>>>>>
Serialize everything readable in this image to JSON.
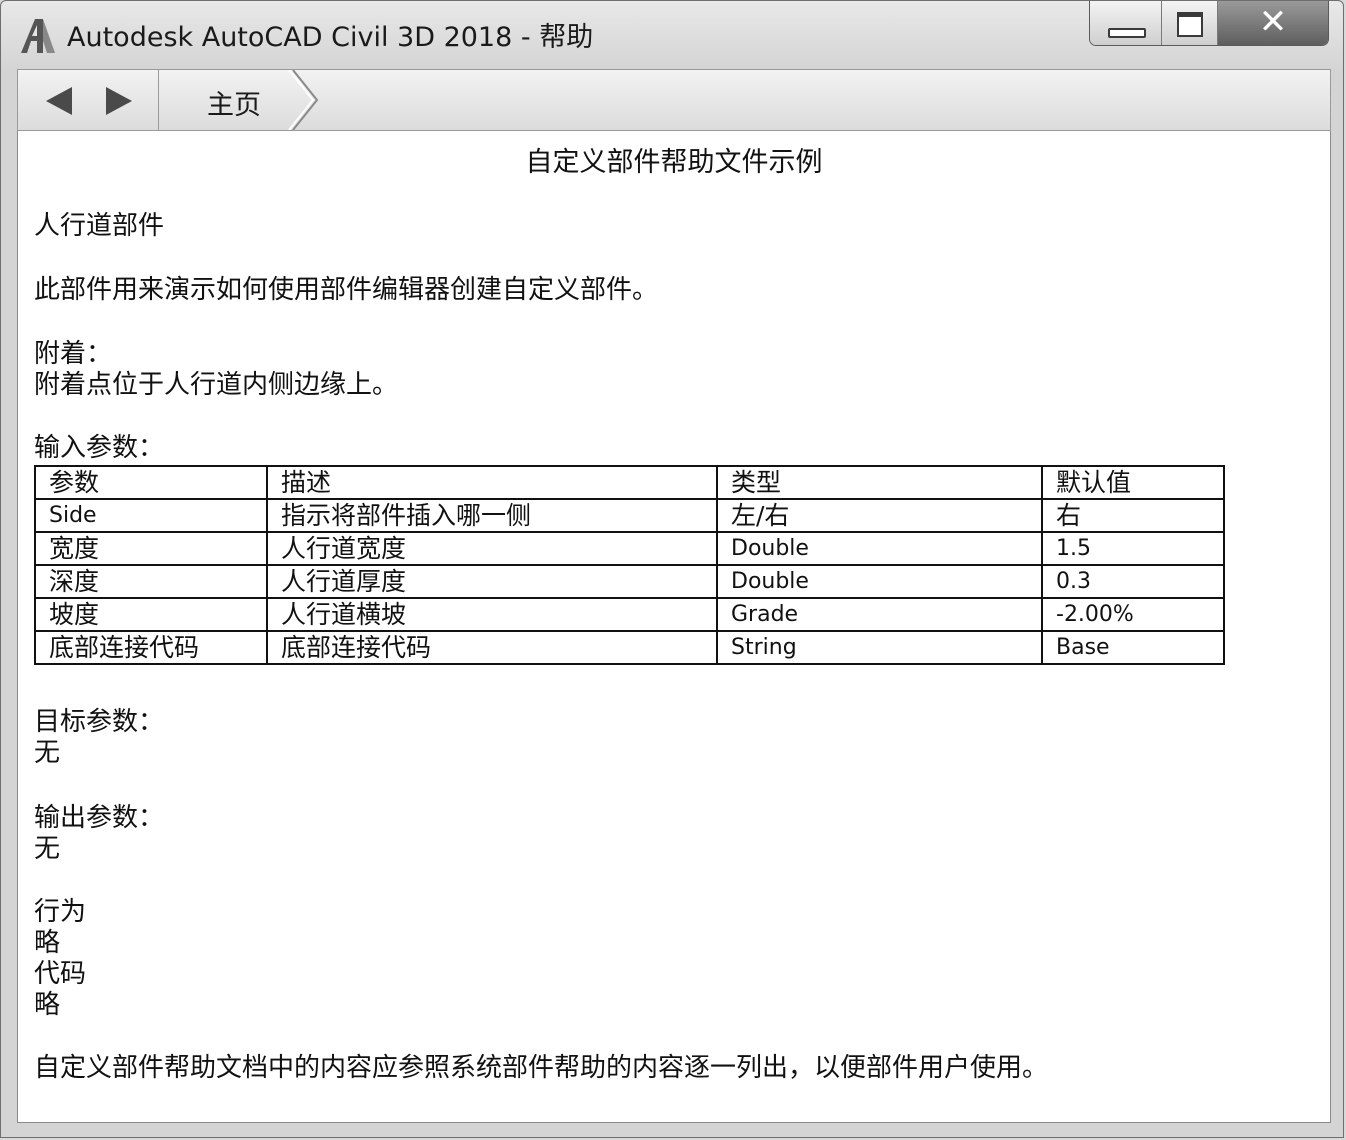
{
  "window": {
    "title": "Autodesk AutoCAD Civil 3D 2018 - 帮助",
    "logo_icon": "autodesk-a-logo",
    "controls": {
      "minimize_icon": "minimize-icon",
      "maximize_icon": "maximize-icon",
      "close_icon": "close-icon"
    }
  },
  "nav": {
    "back_icon": "back-arrow-icon",
    "forward_icon": "forward-arrow-icon",
    "breadcrumb_home": "主页"
  },
  "doc": {
    "title": "自定义部件帮助文件示例",
    "subassembly_name": "人行道部件",
    "description": "此部件用来演示如何使用部件编辑器创建自定义部件。",
    "attachment_heading": "附着：",
    "attachment_text": "附着点位于人行道内侧边缘上。",
    "input_heading": "输入参数：",
    "table": {
      "headers": [
        "参数",
        "描述",
        "类型",
        "默认值"
      ],
      "rows": [
        [
          "Side",
          "指示将部件插入哪一侧",
          "左/右",
          "右"
        ],
        [
          "宽度",
          "人行道宽度",
          "Double",
          "1.5"
        ],
        [
          "深度",
          "人行道厚度",
          "Double",
          "0.3"
        ],
        [
          "坡度",
          "人行道横坡",
          "Grade",
          "-2.00%"
        ],
        [
          "底部连接代码",
          "底部连接代码",
          "String",
          "Base"
        ]
      ]
    },
    "target_heading": "目标参数：",
    "target_value": "无",
    "output_heading": "输出参数：",
    "output_value": "无",
    "behavior_heading": "行为",
    "behavior_value": "略",
    "code_heading": "代码",
    "code_value": "略",
    "footer_note": "自定义部件帮助文档中的内容应参照系统部件帮助的内容逐一列出，以便部件用户使用。"
  }
}
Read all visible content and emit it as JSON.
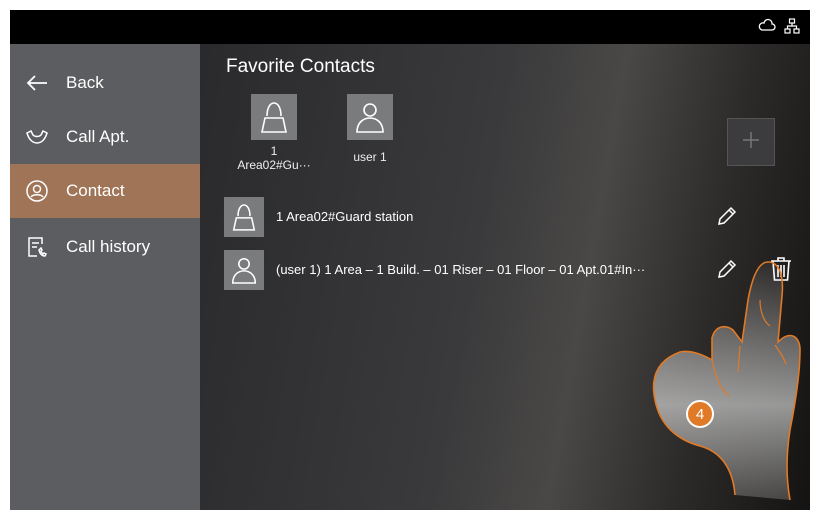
{
  "sidebar": {
    "items": [
      {
        "label": "Back",
        "icon": "arrow-left-icon"
      },
      {
        "label": "Call Apt.",
        "icon": "phone-handset-icon"
      },
      {
        "label": "Contact",
        "icon": "contact-icon",
        "active": true
      },
      {
        "label": "Call history",
        "icon": "call-history-icon"
      }
    ]
  },
  "main": {
    "title": "Favorite Contacts",
    "favorites": [
      {
        "line1": "1",
        "line2": "Area02#Gu···",
        "icon": "guard-icon"
      },
      {
        "line1": "user 1",
        "line2": "",
        "icon": "user-icon"
      }
    ],
    "contacts": [
      {
        "name": "1 Area02#Guard station",
        "icon": "guard-icon"
      },
      {
        "name": "(user 1) 1 Area – 1 Build. – 01 Riser – 01 Floor – 01 Apt.01#In···",
        "icon": "user-icon"
      }
    ]
  },
  "step_badge": "4",
  "colors": {
    "accent": "#a07456",
    "badge": "#e07a26",
    "hand_outline": "#e07a26"
  }
}
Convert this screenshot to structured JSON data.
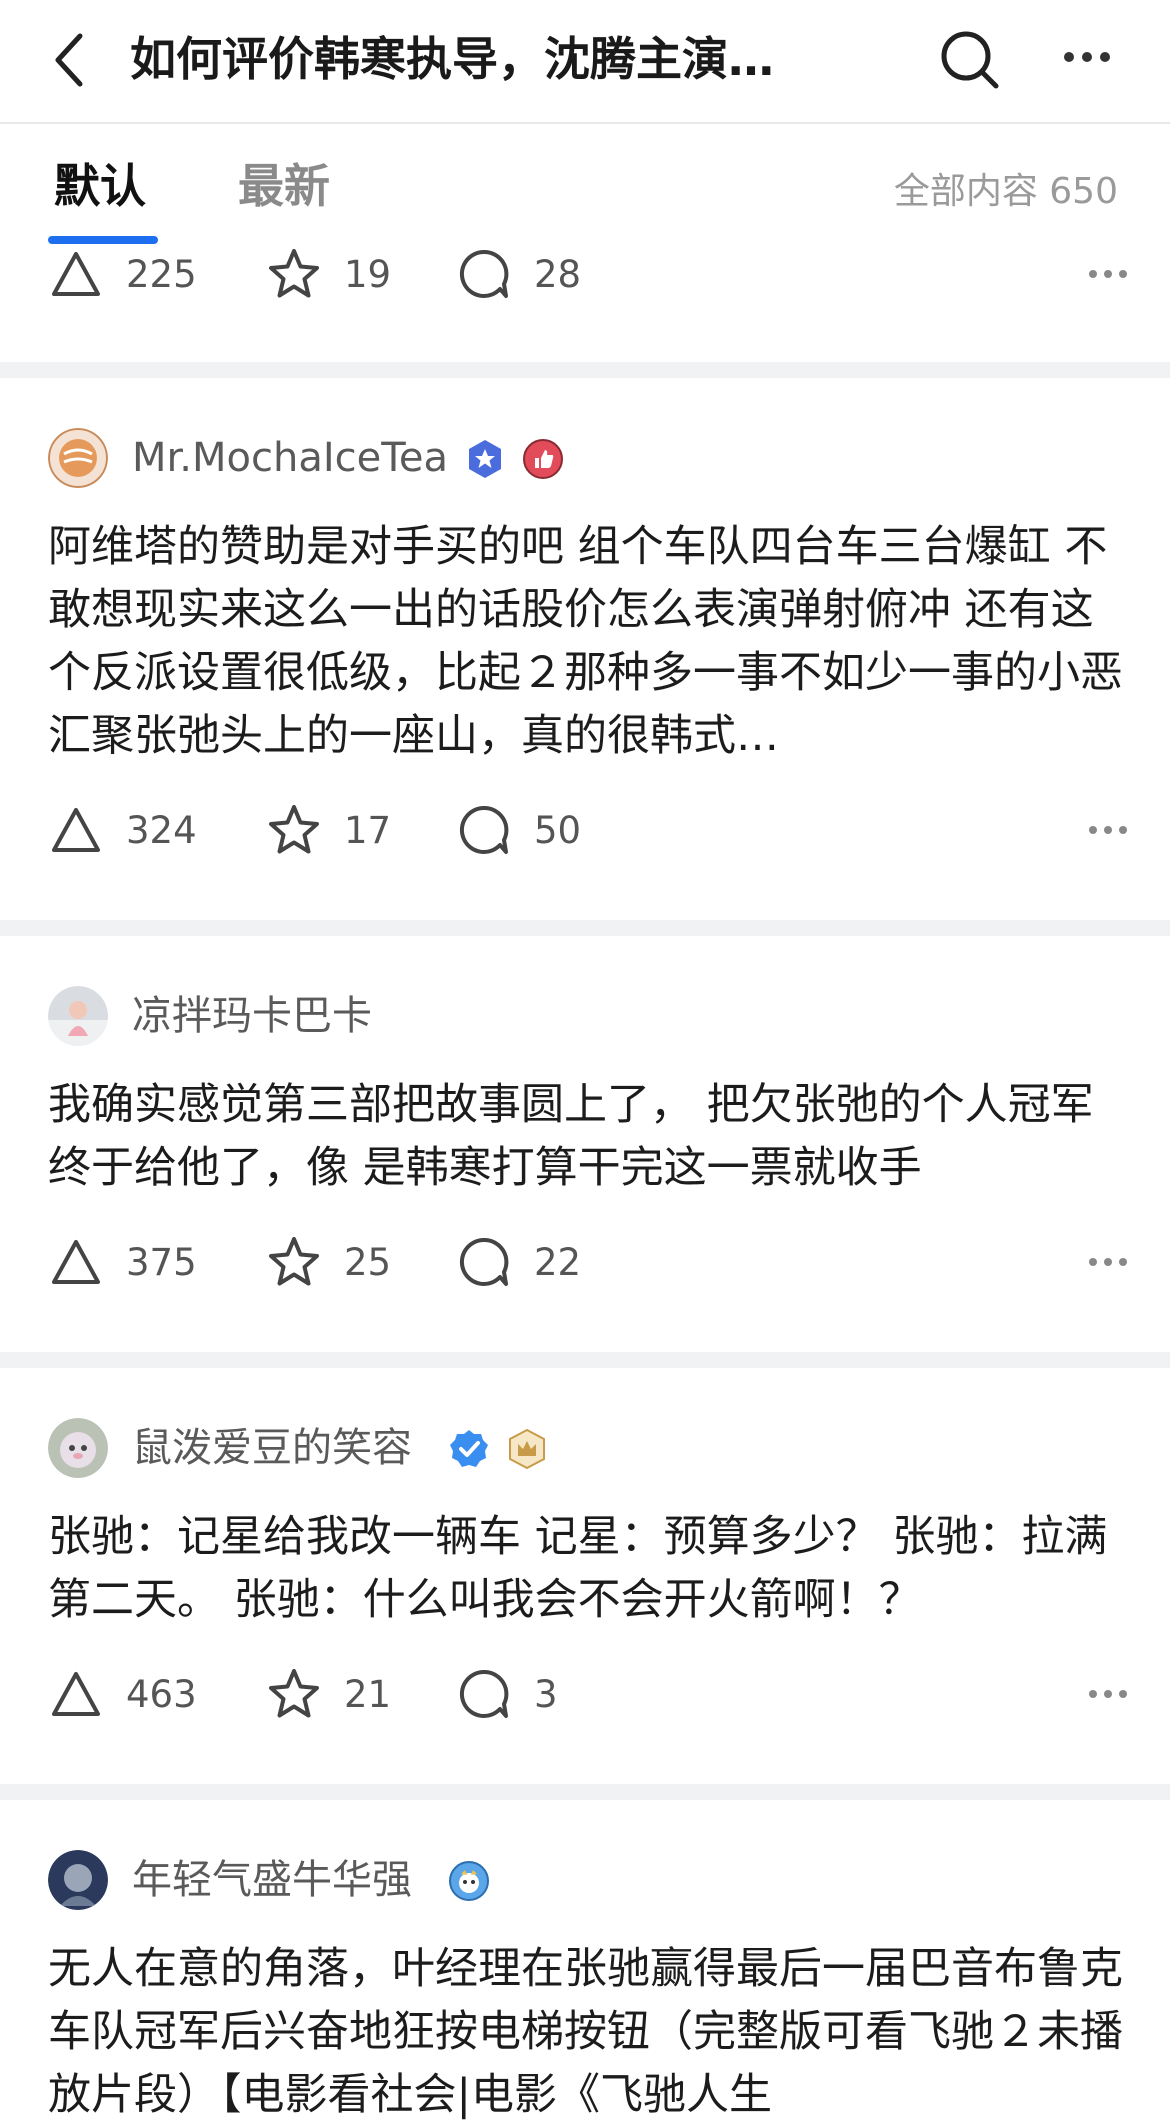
{
  "header": {
    "title": "如何评价韩寒执导，沈腾主演…",
    "back_icon": "chevron-left-icon",
    "search_icon": "search-icon",
    "more_icon": "more-horizontal-icon"
  },
  "tabs": {
    "items": [
      {
        "label": "默认",
        "active": true
      },
      {
        "label": "最新",
        "active": false
      }
    ],
    "count_label": "全部内容 650",
    "accent": "#1e6ff0"
  },
  "posts": [
    {
      "username": "",
      "content": "",
      "likes": "225",
      "stars": "19",
      "comments": "28"
    },
    {
      "username": "Mr.MochaIceTea",
      "content": "阿维塔的赞助是对手买的吧 组个车队四台车三台爆缸 不敢想现实来这么一出的话股价怎么表演弹射俯冲 还有这个反派设置很低级，比起２那种多一事不如少一事的小恶汇聚张弛头上的一座山，真的很韩式…",
      "likes": "324",
      "stars": "17",
      "comments": "50"
    },
    {
      "username": "凉拌玛卡巴卡",
      "content": "我确实感觉第三部把故事圆上了， 把欠张弛的个人冠军终于给他了，像 是韩寒打算干完这一票就收手",
      "likes": "375",
      "stars": "25",
      "comments": "22"
    },
    {
      "username": "鼠泼爱豆的笑容",
      "content": "张驰：记星给我改一辆车 记星：预算多少？ 张驰：拉满 第二天。 张驰：什么叫我会不会开火箭啊！？",
      "likes": "463",
      "stars": "21",
      "comments": "3"
    },
    {
      "username": "年轻气盛牛华强",
      "content": "无人在意的角落，叶经理在张驰赢得最后一届巴音布鲁克车队冠军后兴奋地狂按电梯按钮（完整版可看飞驰２未播放片段）【电影看社会|电影《飞驰人生",
      "likes": "",
      "stars": "",
      "comments": ""
    }
  ]
}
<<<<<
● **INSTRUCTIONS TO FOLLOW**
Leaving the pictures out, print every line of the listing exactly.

● **COMPLETED TASK**
Serialize everything readable in this image to JSON.
{
  "window": {
    "title": "Autodesk AutoCAD Civil 3D 2018 - 帮助",
    "logo_icon": "autodesk-a-logo",
    "controls": {
      "minimize_icon": "minimize-icon",
      "maximize_icon": "maximize-icon",
      "close_icon": "close-icon"
    }
  },
  "nav": {
    "back_icon": "back-arrow-icon",
    "forward_icon": "forward-arrow-icon",
    "breadcrumb_home": "主页"
  },
  "doc": {
    "title": "自定义部件帮助文件示例",
    "subassembly_name": "人行道部件",
    "description": "此部件用来演示如何使用部件编辑器创建自定义部件。",
    "attachment_heading": "附着：",
    "attachment_text": "附着点位于人行道内侧边缘上。",
    "input_heading": "输入参数：",
    "table": {
      "headers": [
        "参数",
        "描述",
        "类型",
        "默认值"
      ],
      "rows": [
        [
          "Side",
          "指示将部件插入哪一侧",
          "左/右",
          "右"
        ],
        [
          "宽度",
          "人行道宽度",
          "Double",
          "1.5"
        ],
        [
          "深度",
          "人行道厚度",
          "Double",
          "0.3"
        ],
        [
          "坡度",
          "人行道横坡",
          "Grade",
          "-2.00%"
        ],
        [
          "底部连接代码",
          "底部连接代码",
          "String",
          "Base"
        ]
      ]
    },
    "target_heading": "目标参数：",
    "target_value": "无",
    "output_heading": "输出参数：",
    "output_value": "无",
    "behavior_heading": "行为",
    "behavior_value": "略",
    "code_heading": "代码",
    "code_value": "略",
    "footer_note": "自定义部件帮助文档中的内容应参照系统部件帮助的内容逐一列出，以便部件用户使用。"
  }
}
Read all visible content and emit it as JSON.
{
  "sidebar": {
    "items": [
      {
        "label": "Back",
        "icon": "arrow-left-icon"
      },
      {
        "label": "Call Apt.",
        "icon": "phone-handset-icon"
      },
      {
        "label": "Contact",
        "icon": "contact-icon",
        "active": true
      },
      {
        "label": "Call history",
        "icon": "call-history-icon"
      }
    ]
  },
  "main": {
    "title": "Favorite Contacts",
    "favorites": [
      {
        "line1": "1",
        "line2": "Area02#Gu···",
        "icon": "guard-icon"
      },
      {
        "line1": "user 1",
        "line2": "",
        "icon": "user-icon"
      }
    ],
    "contacts": [
      {
        "name": "1 Area02#Guard station",
        "icon": "guard-icon"
      },
      {
        "name": "(user 1) 1 Area – 1 Build. – 01 Riser – 01 Floor – 01 Apt.01#In···",
        "icon": "user-icon"
      }
    ]
  },
  "step_badge": "4",
  "colors": {
    "accent": "#a07456",
    "badge": "#e07a26",
    "hand_outline": "#e07a26"
  }
}
Convert this screenshot to structured JSON data.
{
  "header": {
    "title": "如何评价韩寒执导，沈腾主演…",
    "back_icon": "chevron-left-icon",
    "search_icon": "search-icon",
    "more_icon": "more-horizontal-icon"
  },
  "tabs": {
    "items": [
      {
        "label": "默认",
        "active": true
      },
      {
        "label": "最新",
        "active": false
      }
    ],
    "count_label": "全部内容 650",
    "accent": "#1e6ff0"
  },
  "posts": [
    {
      "username": "",
      "content": "",
      "likes": "225",
      "stars": "19",
      "comments": "28"
    },
    {
      "username": "Mr.MochaIceTea",
      "content": "阿维塔的赞助是对手买的吧 组个车队四台车三台爆缸 不敢想现实来这么一出的话股价怎么表演弹射俯冲 还有这个反派设置很低级，比起２那种多一事不如少一事的小恶汇聚张弛头上的一座山，真的很韩式…",
      "likes": "324",
      "stars": "17",
      "comments": "50"
    },
    {
      "username": "凉拌玛卡巴卡",
      "content": "我确实感觉第三部把故事圆上了， 把欠张弛的个人冠军终于给他了，像 是韩寒打算干完这一票就收手",
      "likes": "375",
      "stars": "25",
      "comments": "22"
    },
    {
      "username": "鼠泼爱豆的笑容",
      "content": "张驰：记星给我改一辆车 记星：预算多少？ 张驰：拉满 第二天。 张驰：什么叫我会不会开火箭啊！？",
      "likes": "463",
      "stars": "21",
      "comments": "3"
    },
    {
      "username": "年轻气盛牛华强",
      "content": "无人在意的角落，叶经理在张驰赢得最后一届巴音布鲁克车队冠军后兴奋地狂按电梯按钮（完整版可看飞驰２未播放片段）【电影看社会|电影《飞驰人生",
      "likes": "",
      "stars": "",
      "comments": ""
    }
  ]
}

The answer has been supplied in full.